What is social enterprise?

image of hands with coins in themA social enterprise is an organisation that seeks to tackle social, cultural or environmental challenges.  Like a traditional business, a social enterprise sells goods and services.  However, instead of profits being distributed to shareholders or individuals, they are used to support the organisation’s mission.

Often social enterprises exhibit a mix of the characteristics of both businesses and not-for-profit organisations.  A large variety of organisations call themselves a ‘social enterprise’.  These generally fall into two broad categories; organisations that are established with social enterprise in mind, and organisations that adopt social enterprise practices to replace or supplement existing fund raising activities. (Kirkman 2012)

There is no single definition of social enterprise. Government and non-government organisations around the world use a variety of characteristics to define social enterprise. The Department of Internal Affairs and the Office of Ethnic Affairs define a social enterprise as an organisation that demonstrates:

  • a social, cultural, or environmental mission;
  • a substantial portion of its income is derived from trade, and
  • the majority of its profit/surplus is reinvested in the fulfilment of its mission.

Additionally, social enterprises are self governing, not part of the State and have the independent authority to wind up their own operations.

Survey of social enterprise in New Zealand

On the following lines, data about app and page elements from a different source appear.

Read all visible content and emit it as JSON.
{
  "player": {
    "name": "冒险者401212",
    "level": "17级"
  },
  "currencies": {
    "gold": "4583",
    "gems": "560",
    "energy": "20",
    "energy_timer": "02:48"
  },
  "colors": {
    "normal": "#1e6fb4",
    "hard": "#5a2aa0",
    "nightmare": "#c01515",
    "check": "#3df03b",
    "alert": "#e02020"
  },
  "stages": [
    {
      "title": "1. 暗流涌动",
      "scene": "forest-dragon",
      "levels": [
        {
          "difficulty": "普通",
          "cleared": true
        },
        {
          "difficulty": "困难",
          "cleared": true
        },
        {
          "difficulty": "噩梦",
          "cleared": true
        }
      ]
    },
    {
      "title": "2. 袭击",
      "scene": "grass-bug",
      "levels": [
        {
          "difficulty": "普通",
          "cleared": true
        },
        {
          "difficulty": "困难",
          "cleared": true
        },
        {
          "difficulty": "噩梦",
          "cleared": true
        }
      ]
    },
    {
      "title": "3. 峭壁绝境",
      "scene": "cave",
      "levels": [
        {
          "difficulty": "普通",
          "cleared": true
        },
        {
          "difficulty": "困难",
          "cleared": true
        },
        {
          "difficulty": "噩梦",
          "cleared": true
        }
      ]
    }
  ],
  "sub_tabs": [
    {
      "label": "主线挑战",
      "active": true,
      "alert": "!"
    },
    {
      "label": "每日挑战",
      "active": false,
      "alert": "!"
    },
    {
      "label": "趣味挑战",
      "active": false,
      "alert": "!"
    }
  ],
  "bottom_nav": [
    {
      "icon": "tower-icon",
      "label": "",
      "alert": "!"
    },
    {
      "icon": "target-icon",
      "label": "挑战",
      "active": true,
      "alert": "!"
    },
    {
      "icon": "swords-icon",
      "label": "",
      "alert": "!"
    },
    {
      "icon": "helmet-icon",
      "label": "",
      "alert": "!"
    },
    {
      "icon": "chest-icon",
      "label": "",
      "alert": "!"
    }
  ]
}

In 2012, the Department of Internal Affairs surveyed a range of organisations and individuals working in social enterprise in New Zealand (PDF - 539k).  The purpose of the survey was to get a clearer sense of the types of social enterprises operating in New Zealand and the challenges they face.

Why social enterprise is important

Social enterprise is not a new idea.  Over the years many people have sought to use their businesses to benefit wider society.  However, social enterprise is being increasingly recognised as a credible means to address social, cultural or environmental challenges that cannot be solved by not-for-profit organisations, the private sector or the government alone. (Bloom 2009; Smith, Cronley and Barr, 2012)

A number of things have contributed to the emerging popularity of the social enterprise business model, including increasing competition for both public and private economic resources, the economic downturn leading to restricted philanthropy, increasing awareness about social enterprise, and the potential for unrestricted income. (Smith, Cronley and Barr, 2012; Weisbrod, 1998)

Essentially, social enterprise has become an important means for those trying to address social, cultural or environmental challenges because it provides an opportunity to develop sustainable and independent funding for activities that have traditionally required charitable donations or government grants. (Weisbrod, 1998)

Read more about the social enterprise sector in New Zealand and around the world.

You can find a range of reports, presentations, YouTube videos, articles and website links that provide information about social enterprise.